Motivation Is Key to Keeping Fit
How many times has your doctor encouraged you to exercise? Studies show that regular physical activity is the single most important determinant of healthy aging: regardless of age, chronic medical problem, or disability.
And yet, many of us still don't get enough. Why?
According to Rosemary Agostini, MD, chief of Group Health's new Activity, Sports, and Exercise Medicine Department, the first step is to identify any obstacles. "Your doctor's role is to ask the right questions so we can tailor a plan for you," she says. "Are you afraid of falling, aggravating an existing condition, or being out on your own? Do you have a problem getting to classes? Was bicycling taboo for girls when you were young?"
It may be a matter of not having the right exercise equipment. "I asked one patient who wore flimsy shoes to try walking in her husband's sneakers," says Dr. Agostini. "She immediately bought new shoes, and is now walking three times a week."
The next step is to find out what motivates you. For Joan Weisberg, 61, it was "abject fear" after she developed blood clots as a result of weighing 225 pounds and smoking three packs a day.
"My doctor urged me to stop smoking and lose weight, and I finally got scared enough to take action," she says. "I started running. My very first run was only about 10 yards because I became so short of breath." Today she runs marathons, rides her bicycle, swims, and competes in triathlons.
Weisberg discovered she's driven by a competitive spirit. Others, like Larry Fauquet, 74, are drawn by the outdoors and a love of cycling. "I enjoy riding my tricycle along the interurban trail," he says. "It's a good workout, it's fun, and I get to see a lot of people and nice places."
Fauquet's wife, Jennie, 74, is inspired by her friends. A year after she had both knees replaced, friends invited her and her husband to join their aerobics class. That was more than 10 years ago.
"We live in Shoreline, but drive up to Silver Lake three times a week because we've gotten so attached to people in our class," she says. "Even when we don't feel like exercising, we go to see our friends, and end up getting a good workout."
Some prefer to go it alone. "I like the freedom of walking whenever I want to," says Barbara De Anda, 74, who manages her diabetes naturally. "Sometimes it's a drag to get moving, but listening to music on my Walkman gets me out the door."
One of the biggest deterrents to exercising is fear that it could worsen a chronic condition. It's important to discuss this with your doctor. As Barbara Keyt, 82, has found, any physical movement is usually beneficial — especially for someone with severe arthritis.

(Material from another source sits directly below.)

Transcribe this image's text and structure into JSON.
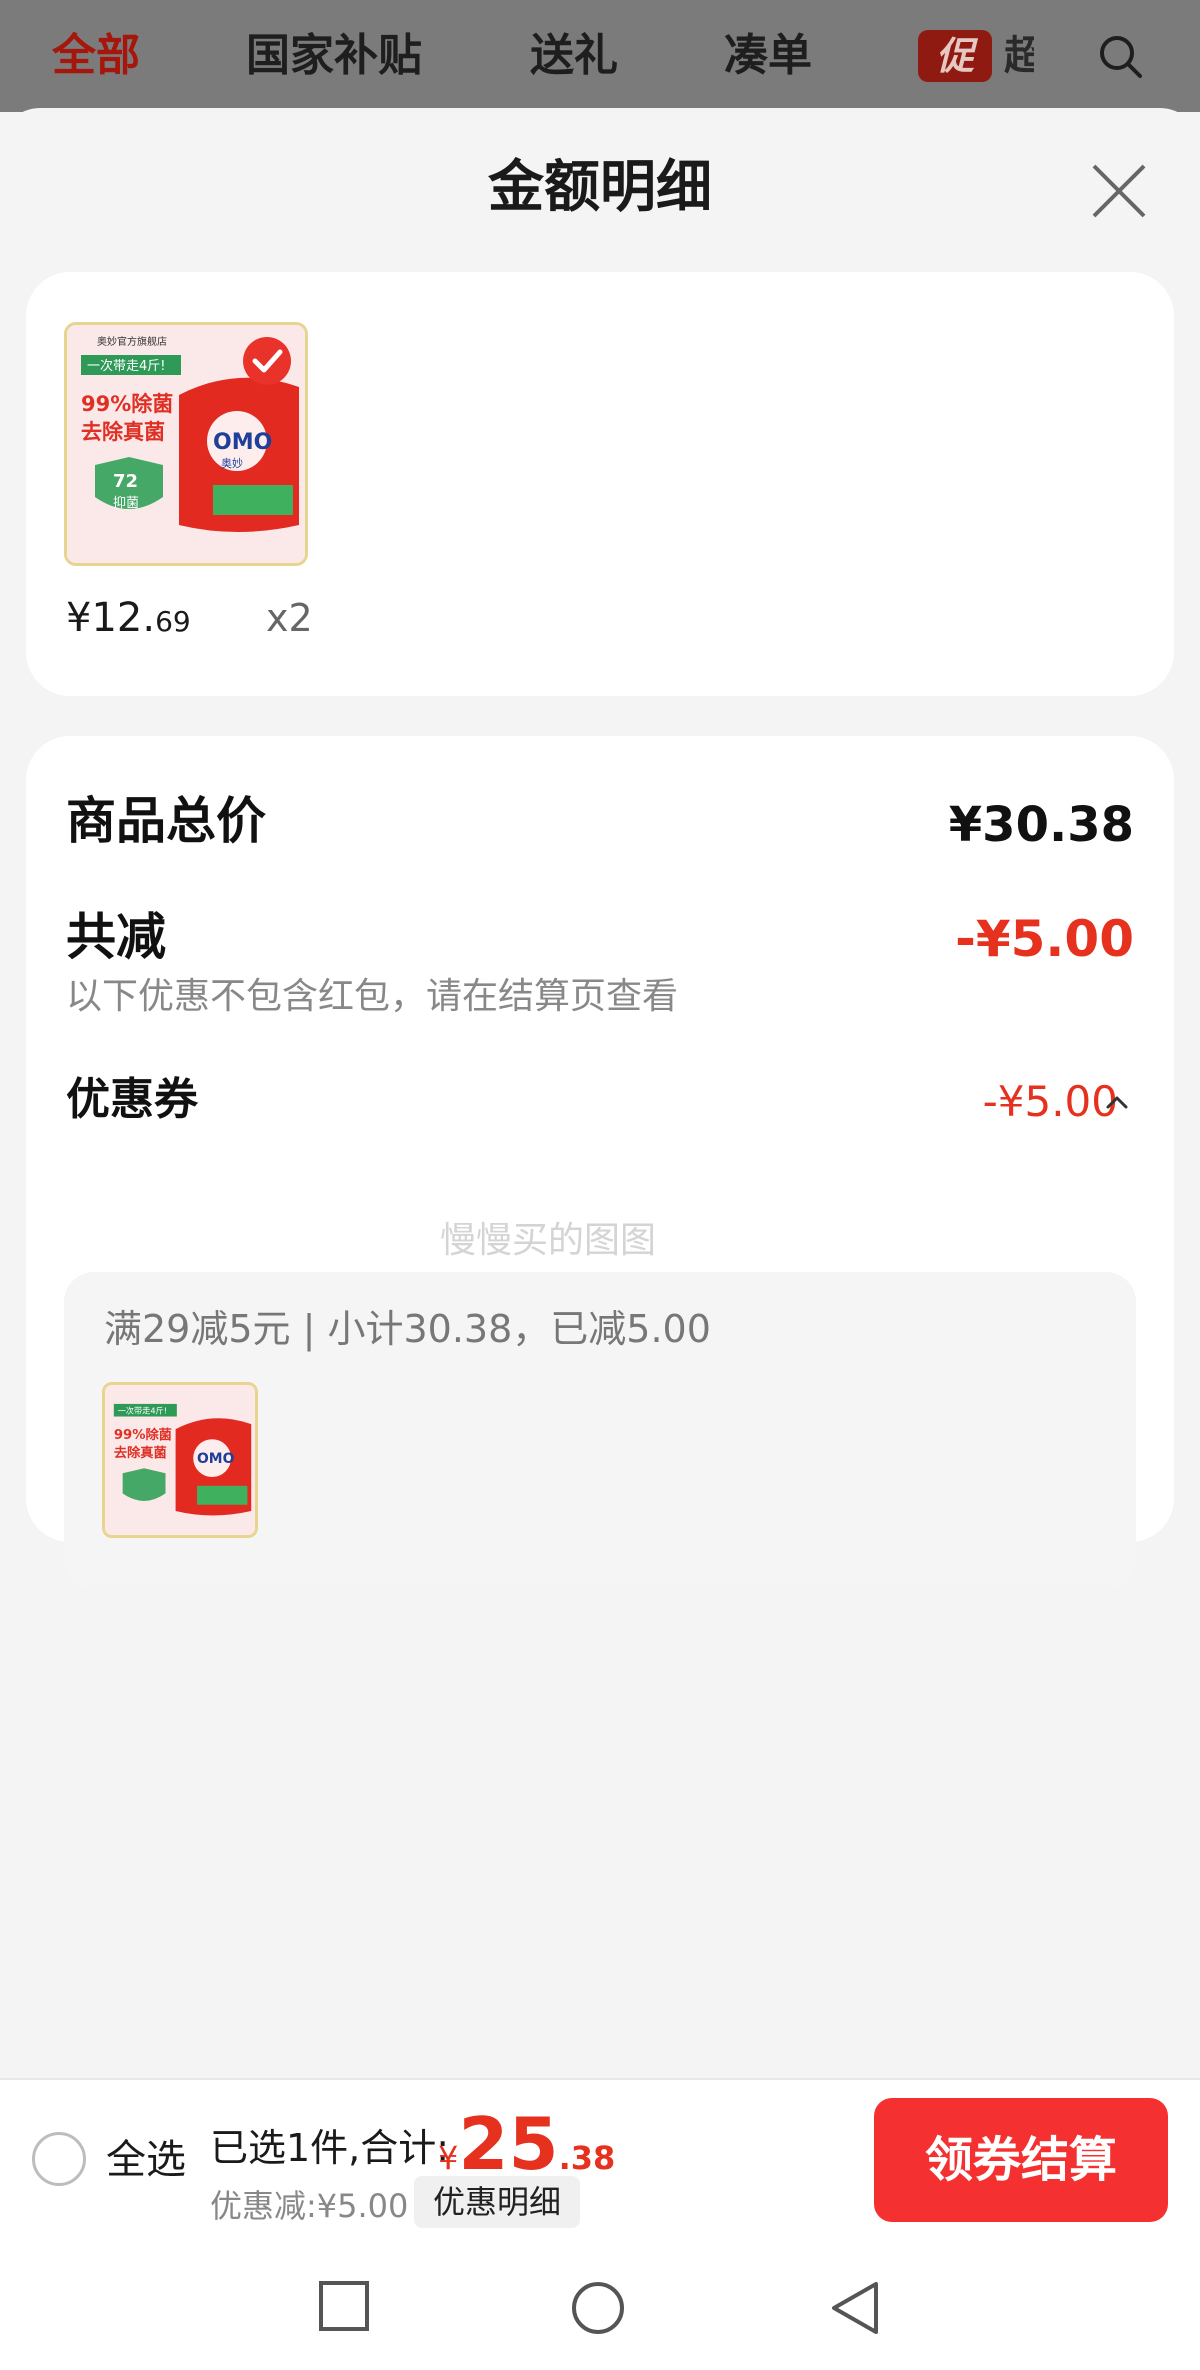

"It's amazing how many people think they're going to hurt themselves by exercising," she says. "I admit that sometimes when I go to SilverSneakers in the morning, I hurt like the dickens and find it hard to get going. But afterwards, I always feel better."